Disclaimers are important I think, and perhaps never more so when writing about vampire movies. Personally, I enjoy them a lot, and have followed the vampire as a character, phenomenon and monster through half my life.
Vampires are more associated with sparkling, emo six-packs these days, but the vampires of Only Lovers Left Alive have much more in common with Anne Rice’s old pantheon of characters than Meyer’s more recent “evolution”. These are vampires who interacted with history, with the great writers, scientists and painters. Their endless, and sometimes tedious lives, punctuated by some cultural or scientific genius who can keep their attention for a few more decades.
Tom Hiddleston and Tilda Swinton play the two lovers, Adam and Eve. Adam is sick of eternity, and feels suicidal. He is not a tragic character, however, because he is so hypocritical and disagreeable. Humans are “zombies” to them, but they live for our – the zombies’ – cultural output over the centuries. Adam repeatedly says he has no heroes, only a gallery of “zombies” he deems worthy to frame on his wall. From Newton, Oscar Wilde and Buster Keaton, every picture and knickknack in his home tells a story that could fill a movie. With a throwaway line about Mary Wollstonecraft’s deliciousness, he throws away a whole plot. He hates us, yet he plays our instruments, and of course, drinks our blood.
The film is not trying to tell those hinted-at stories, however, because it is a slow, meandering glimpse into these two at a point of where they may or may not give up on eternity. Despite the lethargic plot and characters, welcome particularly after a long hot day, one can not help but wonder at all those knickknacks, and if just one of those stories might have been more pressing to tell.
It is important to stress that while everyone plays it straight, the audience doesn’t have to take it seriously. There is a lot of humour in it, especially for a fan of all types of vampires. When Adam and Co. sit in a darkened club with sunglasses, it can not be anything but ridiculous.

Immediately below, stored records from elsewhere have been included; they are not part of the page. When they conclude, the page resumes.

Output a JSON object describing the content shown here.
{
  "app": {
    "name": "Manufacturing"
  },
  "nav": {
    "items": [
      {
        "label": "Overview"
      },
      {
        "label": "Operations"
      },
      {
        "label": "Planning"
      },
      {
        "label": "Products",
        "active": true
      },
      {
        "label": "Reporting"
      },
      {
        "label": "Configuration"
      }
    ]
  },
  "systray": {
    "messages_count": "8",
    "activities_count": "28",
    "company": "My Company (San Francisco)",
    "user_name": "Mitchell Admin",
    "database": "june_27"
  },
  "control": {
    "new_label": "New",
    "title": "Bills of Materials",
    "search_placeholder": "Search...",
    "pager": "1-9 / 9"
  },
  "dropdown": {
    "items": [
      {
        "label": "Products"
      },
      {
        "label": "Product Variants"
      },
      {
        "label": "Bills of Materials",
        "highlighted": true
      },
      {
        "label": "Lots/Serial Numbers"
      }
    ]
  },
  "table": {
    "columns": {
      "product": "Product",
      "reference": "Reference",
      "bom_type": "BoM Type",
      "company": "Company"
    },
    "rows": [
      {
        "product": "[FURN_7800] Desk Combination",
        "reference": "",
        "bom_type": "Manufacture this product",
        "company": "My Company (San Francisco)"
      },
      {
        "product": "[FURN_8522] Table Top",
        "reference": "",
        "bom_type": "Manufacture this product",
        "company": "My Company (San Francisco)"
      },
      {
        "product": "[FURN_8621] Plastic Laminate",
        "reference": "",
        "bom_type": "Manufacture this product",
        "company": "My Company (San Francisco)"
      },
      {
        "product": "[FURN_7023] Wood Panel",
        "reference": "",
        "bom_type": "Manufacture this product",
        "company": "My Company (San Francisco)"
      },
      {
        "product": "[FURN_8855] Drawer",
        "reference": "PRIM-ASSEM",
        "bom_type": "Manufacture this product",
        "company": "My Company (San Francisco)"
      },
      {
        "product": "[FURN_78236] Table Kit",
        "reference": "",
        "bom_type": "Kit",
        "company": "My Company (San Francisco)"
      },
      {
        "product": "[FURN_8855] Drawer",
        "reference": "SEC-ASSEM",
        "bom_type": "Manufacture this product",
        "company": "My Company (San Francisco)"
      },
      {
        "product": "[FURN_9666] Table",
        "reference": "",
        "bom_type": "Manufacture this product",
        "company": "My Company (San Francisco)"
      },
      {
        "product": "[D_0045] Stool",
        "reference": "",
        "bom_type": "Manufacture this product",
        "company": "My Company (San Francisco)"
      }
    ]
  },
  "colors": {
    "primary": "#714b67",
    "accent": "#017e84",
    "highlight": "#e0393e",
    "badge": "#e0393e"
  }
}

He is definitely a vampire-hipster, and that is both funny and interesting, and I like to think that’s what the movie intended.
Only Lovers Left Alive is not a brilliant piece of cinema, even for the vampire-genre, but it does ask a good “what if” – what if you were cursed to walk the earth for centuries. It’s the same sort of question you answer when someone asks what you would do if you were stuck in a groundhog day loop. Read every novel, play every instrument, become cynical thanks to humanity, or embrace its potential? Adam and Eve represent the two extremes of this scenario.
For vampire fans – and perhaps especially for those introduced to the genre through Anne Rice – this film is a lovely, slow and amusing pause between Twilights’ melodrama and the gratuitous pseudo-porn of True Blood. Someone thought the vampire-idea deserved a different treatment on screen again, and I for one am extremely glad this was done, and that Hiddleston and Swindon gave it their absolute best.